The Rensing Center nourishes creative capability. It fosters individual renewal, community connection, and interdisciplinary interaction among people in artistic, environmental, and entrepreneurial fields.
We are a residency program, providing living and work space to self-motivated applicants looking for an isolated rural, creative landscape, for periods ranging from three weeks to three months. Focus may be creative, professional, environmental, or all of these.
So ... This is the door into the Rensing Center's main building.
It opens onto an indoor porch ... where containers for recycling are located. I've already had the opportunity to take them to the Pickens County Trash Facility. It was great! I've never been to a dump before ... especially one that has a recycling bin for everything from electronics to corrugated to paper, glass, plastic, and a working compactor!
There's also a laundry area! No more laundromats like I used in Wisconsin!
Here's my bedroom. Please notice it comes with a cat!
This is Bob. He rules! He's already protected me from "something". I'm not sure what it was as Bob left only the intestines uneaten! Good cat!
The Main Building is the location of a large and well stocked library. It also has a WiFi hook up! Yippee!
Books range in topics from all area of art, art history, environmental concerns, poetry, non-fiction, and even a section for DVDs and other media!
Here's the kitchen. (Please notice, Bob has his own door!)
Best of all ... a BATHROOM WITH A FLUSH TOILET! No more out house! Yippee!
My studio is enormous!
No, I didn't bring most of the things in this area ... but I have more than enough space! (It doubles as a wood working studio ... thus there are plenty of tools around too! Love it!)
(Above: Three fiber vessels.)
I was able to arrange my machines and materials and get right to work. Using cording made at the Anderson Center in early May, I immediately made these three fiber vessels.
This is a detail of the "open" one that I'm calling Filigree in Blue. I'm very happy with how it turned out.
This one ended up a bit flatter than I anticipated, but I still like it.
These photographs were taken on the studio floor ... when I had the garage door up.
Some local guy drove up to inquire about the logging being done elsewhere on the property. He was quite taken with my vessels even though he thought they were hats! LOL! So ... let's look around the rest of the place!
My large studio garage door looks directly across to Ellen's new, sustainable house!
(Above: A former resident, the new intern, two residents, the goat herder, and Ellen.)
This is where everyone gathered for a potluck dinner on Tuesday evening.
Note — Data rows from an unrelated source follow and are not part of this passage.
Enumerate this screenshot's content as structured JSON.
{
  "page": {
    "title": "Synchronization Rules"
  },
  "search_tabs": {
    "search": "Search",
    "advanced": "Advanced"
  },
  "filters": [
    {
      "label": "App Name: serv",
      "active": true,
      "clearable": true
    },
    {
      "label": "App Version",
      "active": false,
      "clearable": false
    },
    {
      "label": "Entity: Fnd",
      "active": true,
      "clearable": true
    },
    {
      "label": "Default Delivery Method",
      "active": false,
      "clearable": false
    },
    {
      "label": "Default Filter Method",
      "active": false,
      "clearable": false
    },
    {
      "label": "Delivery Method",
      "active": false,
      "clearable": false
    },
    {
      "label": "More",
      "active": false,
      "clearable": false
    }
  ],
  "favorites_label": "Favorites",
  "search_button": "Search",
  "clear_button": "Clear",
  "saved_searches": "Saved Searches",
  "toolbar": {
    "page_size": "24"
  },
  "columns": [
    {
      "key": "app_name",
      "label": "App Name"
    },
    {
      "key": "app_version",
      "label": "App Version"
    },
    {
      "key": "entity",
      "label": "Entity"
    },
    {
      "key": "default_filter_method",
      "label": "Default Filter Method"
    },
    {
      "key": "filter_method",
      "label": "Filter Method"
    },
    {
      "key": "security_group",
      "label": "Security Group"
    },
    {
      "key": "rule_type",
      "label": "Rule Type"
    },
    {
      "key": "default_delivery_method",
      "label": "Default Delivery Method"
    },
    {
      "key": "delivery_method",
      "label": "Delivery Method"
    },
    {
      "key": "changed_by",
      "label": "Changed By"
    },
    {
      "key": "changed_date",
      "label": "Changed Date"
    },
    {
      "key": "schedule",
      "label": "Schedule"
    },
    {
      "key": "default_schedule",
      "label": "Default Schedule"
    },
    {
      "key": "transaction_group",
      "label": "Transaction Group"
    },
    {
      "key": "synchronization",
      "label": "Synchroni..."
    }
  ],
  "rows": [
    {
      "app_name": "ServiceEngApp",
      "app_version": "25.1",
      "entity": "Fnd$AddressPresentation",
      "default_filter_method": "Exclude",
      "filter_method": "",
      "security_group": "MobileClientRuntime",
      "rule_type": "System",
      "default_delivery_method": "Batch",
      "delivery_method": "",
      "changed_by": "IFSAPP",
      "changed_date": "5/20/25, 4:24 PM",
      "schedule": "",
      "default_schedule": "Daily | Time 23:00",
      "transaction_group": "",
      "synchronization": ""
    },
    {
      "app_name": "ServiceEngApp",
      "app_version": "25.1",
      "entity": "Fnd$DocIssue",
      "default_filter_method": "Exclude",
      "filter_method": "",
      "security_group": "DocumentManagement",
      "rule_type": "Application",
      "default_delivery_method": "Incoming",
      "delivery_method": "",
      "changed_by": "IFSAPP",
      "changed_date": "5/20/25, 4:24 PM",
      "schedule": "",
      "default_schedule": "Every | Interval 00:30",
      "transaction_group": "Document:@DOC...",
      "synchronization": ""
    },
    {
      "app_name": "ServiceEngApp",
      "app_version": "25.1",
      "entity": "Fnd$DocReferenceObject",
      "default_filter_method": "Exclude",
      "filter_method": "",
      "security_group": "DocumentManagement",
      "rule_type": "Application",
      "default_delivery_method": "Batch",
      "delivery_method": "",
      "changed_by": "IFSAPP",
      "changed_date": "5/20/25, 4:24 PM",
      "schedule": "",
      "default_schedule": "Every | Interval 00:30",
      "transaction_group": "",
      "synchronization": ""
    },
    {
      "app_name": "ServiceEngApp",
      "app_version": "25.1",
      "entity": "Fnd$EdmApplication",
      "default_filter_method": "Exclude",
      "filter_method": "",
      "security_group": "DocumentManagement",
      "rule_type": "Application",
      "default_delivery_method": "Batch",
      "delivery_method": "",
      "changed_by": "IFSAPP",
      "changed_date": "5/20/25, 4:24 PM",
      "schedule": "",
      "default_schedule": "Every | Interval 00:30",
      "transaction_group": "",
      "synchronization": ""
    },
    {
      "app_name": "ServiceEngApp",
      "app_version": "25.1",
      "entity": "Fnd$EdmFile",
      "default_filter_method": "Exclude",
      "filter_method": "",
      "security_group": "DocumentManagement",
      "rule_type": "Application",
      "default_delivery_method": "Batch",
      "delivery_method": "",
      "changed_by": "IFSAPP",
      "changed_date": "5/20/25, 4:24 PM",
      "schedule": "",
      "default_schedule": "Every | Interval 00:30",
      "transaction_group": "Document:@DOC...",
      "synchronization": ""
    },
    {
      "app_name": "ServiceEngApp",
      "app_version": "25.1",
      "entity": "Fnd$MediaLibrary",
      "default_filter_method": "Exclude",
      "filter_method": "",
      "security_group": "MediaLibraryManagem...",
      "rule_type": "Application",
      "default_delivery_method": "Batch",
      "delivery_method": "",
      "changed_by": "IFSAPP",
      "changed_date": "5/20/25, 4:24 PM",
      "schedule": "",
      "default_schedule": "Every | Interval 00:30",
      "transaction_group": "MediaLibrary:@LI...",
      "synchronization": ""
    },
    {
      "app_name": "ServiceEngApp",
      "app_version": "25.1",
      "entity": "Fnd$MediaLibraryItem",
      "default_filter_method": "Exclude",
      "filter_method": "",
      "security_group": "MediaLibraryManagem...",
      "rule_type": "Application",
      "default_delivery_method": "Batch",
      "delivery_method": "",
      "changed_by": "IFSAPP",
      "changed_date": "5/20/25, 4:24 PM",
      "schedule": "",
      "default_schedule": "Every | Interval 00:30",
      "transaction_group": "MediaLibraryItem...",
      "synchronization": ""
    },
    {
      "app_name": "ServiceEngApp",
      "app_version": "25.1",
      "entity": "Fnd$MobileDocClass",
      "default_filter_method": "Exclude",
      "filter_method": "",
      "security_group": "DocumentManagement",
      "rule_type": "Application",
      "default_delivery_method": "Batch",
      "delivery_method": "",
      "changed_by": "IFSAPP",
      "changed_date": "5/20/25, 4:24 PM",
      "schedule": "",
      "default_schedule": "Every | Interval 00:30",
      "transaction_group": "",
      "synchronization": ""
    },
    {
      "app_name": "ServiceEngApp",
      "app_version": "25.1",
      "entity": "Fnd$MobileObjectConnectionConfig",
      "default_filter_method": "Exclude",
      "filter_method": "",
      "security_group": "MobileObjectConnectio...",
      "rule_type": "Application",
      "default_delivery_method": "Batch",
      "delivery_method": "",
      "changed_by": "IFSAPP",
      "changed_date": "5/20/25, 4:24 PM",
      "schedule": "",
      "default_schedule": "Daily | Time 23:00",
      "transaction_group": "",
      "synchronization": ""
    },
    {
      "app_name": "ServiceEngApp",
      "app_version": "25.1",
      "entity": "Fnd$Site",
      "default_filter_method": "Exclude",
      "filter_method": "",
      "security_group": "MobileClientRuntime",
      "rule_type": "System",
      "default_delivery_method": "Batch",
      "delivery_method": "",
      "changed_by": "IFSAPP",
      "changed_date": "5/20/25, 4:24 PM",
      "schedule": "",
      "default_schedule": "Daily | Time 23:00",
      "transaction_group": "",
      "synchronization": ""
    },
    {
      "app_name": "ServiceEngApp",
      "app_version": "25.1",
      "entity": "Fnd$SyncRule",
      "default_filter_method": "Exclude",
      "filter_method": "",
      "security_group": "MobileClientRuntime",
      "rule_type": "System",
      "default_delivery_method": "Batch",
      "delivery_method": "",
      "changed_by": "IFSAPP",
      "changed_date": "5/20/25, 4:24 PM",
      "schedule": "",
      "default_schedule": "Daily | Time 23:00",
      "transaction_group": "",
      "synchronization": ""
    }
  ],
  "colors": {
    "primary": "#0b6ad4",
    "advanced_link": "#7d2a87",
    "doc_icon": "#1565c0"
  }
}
We ate on the back porch ... which looks over the pasture ... including several goats. Two were born just this week!
Aren't they adorable!
Every day Chad comes by to milk them. They are his goats. He has lots more grazing on other local farms. He's very generous with the milk!
The goats (and some cows) have a nice barn ...
... on the other side of which is Evelyn Rensing Kochansky's house. The center is named for her. She is exactly how I hope I am at ninety-five years of age ... smart, adventuresome, independent, and living to the max!
Just down from there is the "guest house". It might look small but there's a screened porch on the back which makes it a perfect place for writers or poets or other artists who don't need an enormous studio!
Unfortunately, the guest house is beside a steep slope that was once planted with cotton. Cotton doesn't fair well in this soil and especially in this near vertical orientation. The crop failed. Pine trees were allowed to grow among the hardwoods ... but they are now dying and have to be torn down before they fall into the road below (or onto a person!) I'm learning plenty on soil management!
Next comes a garden. It's been a couple of years since it was well maintained. Part of my "work detail" is helping to reclaim this area. Pulling wisteria is actually great fun. The roots go on forever!
Soon this will be the site of a lovely wedding. The Rensing Center's book keeper will be saying her vows here!
Beside the raised beds in the garden is "The Pottery". It was once a large pottery studio but is now a large place for an artist or two in residency.
Very near there is the entrance to the Alder Creek trail ...
... until reaching the water ...